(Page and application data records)

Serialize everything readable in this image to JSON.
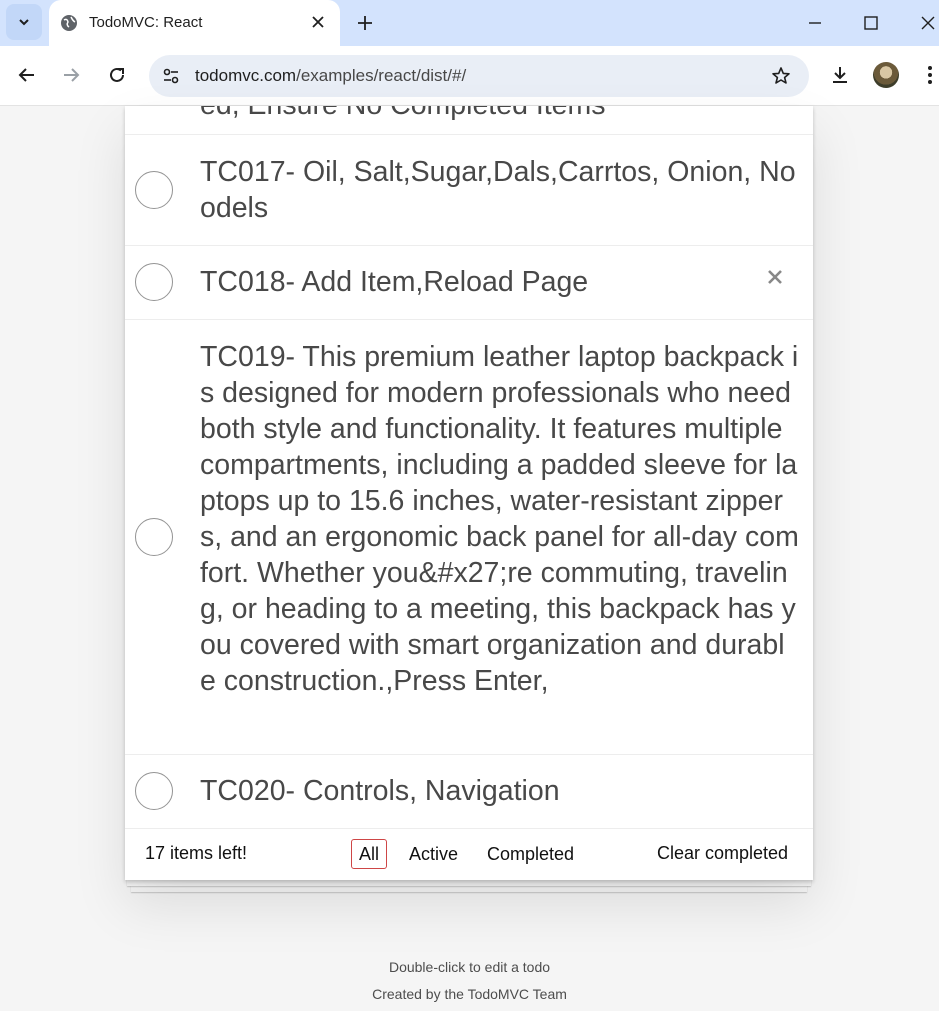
{
  "browser": {
    "tab_title": "TodoMVC: React",
    "url_host": "todomvc.com",
    "url_path": "/examples/react/dist/#/",
    "icons": [
      "tab-search-icon",
      "globe-icon",
      "close-icon",
      "plus-icon",
      "minimize-icon",
      "maximize-icon",
      "close-window-icon",
      "back-arrow-icon",
      "forward-arrow-icon",
      "reload-icon",
      "site-info-icon",
      "star-icon",
      "download-icon",
      "menu-dots-icon"
    ]
  },
  "todos": [
    {
      "label": "ed, Ensure No Completed Items",
      "completed": false
    },
    {
      "label": "TC017- Oil, Salt,Sugar,Dals,Carrtos, Onion, Noodels",
      "completed": false
    },
    {
      "label": "TC018- Add Item,Reload Page",
      "completed": false
    },
    {
      "label": "TC019- This premium leather laptop backpack is designed for modern professionals who need both style and functionality. It features multiple compartments, including a padded sleeve for laptops up to 15.6 inches, water-resistant zippers, and an ergonomic back panel for all-day comfort. Whether you&#x27;re commuting, traveling, or heading to a meeting, this backpack has you covered with smart organization and durable construction.,Press Enter,",
      "completed": false
    },
    {
      "label": "TC020- Controls, Navigation",
      "completed": false
    }
  ],
  "footer": {
    "count": "17 items left!",
    "filters": [
      "All",
      "Active",
      "Completed"
    ],
    "selected_filter": "All",
    "clear_completed": "Clear completed"
  },
  "info": {
    "edit_hint": "Double-click to edit a todo",
    "credits": "Created by the TodoMVC Team"
  },
  "colors": {
    "accent_selected_filter": "#ce4646",
    "tabbar": "#d3e3fd"
  }
}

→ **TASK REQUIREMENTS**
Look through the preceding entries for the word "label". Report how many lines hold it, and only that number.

→ **RESPONSE AREA**
5